◆ Exercise brief ◆
Match the string "Gifts" against each line below, and copy every line that matches.

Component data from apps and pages
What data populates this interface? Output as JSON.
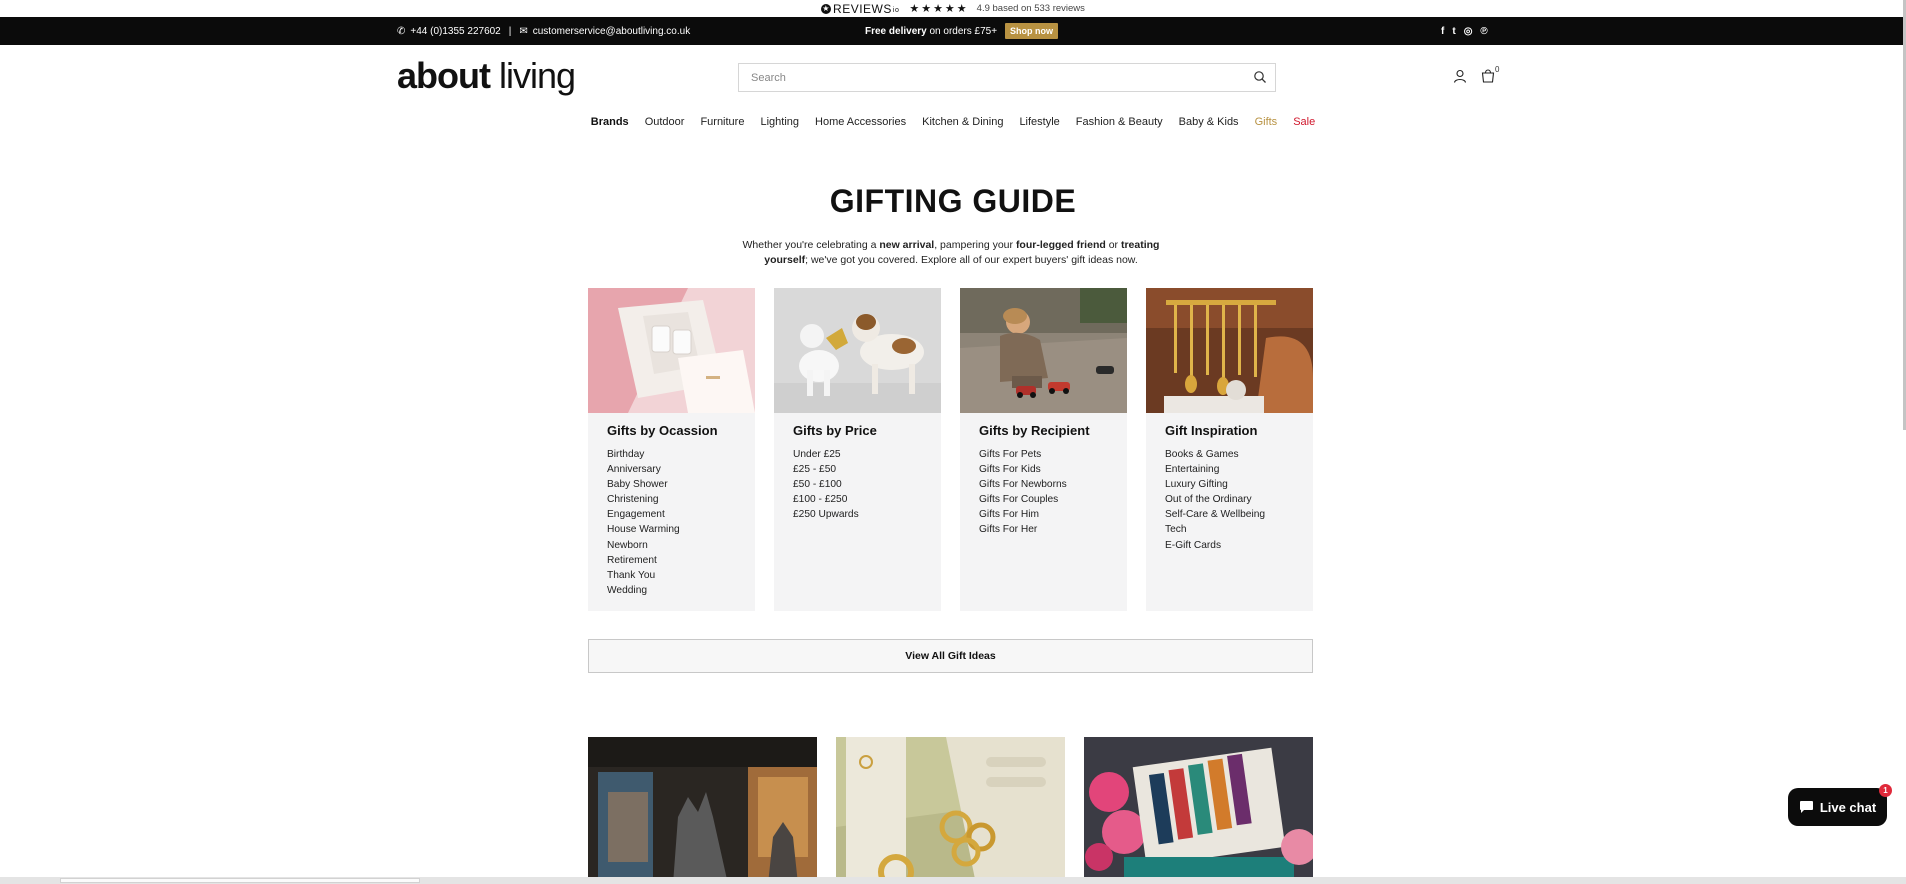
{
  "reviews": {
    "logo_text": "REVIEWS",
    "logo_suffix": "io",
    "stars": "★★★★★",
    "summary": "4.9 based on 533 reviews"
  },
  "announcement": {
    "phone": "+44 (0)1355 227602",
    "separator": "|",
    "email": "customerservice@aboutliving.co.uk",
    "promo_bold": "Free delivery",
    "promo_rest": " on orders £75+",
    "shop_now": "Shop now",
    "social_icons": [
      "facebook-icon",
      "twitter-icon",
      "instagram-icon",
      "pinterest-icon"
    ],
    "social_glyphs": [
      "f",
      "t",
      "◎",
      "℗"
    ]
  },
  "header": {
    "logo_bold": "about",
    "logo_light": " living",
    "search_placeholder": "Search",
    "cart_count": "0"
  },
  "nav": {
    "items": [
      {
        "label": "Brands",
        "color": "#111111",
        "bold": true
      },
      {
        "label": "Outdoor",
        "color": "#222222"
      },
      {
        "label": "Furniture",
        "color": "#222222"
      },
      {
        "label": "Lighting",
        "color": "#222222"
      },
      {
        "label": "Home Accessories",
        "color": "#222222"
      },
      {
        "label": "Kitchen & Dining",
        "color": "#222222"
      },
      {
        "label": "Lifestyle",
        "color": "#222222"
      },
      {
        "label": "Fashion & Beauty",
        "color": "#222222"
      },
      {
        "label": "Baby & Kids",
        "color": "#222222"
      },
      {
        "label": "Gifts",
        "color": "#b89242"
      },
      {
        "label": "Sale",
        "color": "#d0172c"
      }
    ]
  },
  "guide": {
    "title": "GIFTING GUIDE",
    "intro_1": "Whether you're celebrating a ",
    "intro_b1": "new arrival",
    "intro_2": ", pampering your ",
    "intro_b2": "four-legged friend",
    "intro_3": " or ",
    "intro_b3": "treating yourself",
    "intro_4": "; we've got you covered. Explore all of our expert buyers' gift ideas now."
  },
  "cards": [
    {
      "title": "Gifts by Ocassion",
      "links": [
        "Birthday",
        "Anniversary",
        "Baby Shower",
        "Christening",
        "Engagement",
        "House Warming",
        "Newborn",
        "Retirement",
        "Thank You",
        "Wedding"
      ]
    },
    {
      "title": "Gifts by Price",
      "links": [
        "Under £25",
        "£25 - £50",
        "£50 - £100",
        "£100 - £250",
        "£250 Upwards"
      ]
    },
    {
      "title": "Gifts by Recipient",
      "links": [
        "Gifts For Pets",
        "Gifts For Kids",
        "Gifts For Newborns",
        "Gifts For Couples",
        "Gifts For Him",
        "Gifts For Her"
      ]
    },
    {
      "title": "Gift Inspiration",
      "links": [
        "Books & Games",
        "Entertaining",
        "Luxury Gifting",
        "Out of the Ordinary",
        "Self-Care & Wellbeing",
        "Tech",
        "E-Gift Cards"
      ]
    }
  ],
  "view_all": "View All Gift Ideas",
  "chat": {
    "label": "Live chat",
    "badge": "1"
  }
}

◆ Answer box ◆
        "label": "Gifts",
      "title": "Gifts by Ocassion",
      "title": "Gifts by Price",
      "title": "Gifts by Recipient",
        "Gifts For Pets",
        "Gifts For Kids",
        "Gifts For Newborns",
        "Gifts For Couples",
        "Gifts For Him",
        "Gifts For Her"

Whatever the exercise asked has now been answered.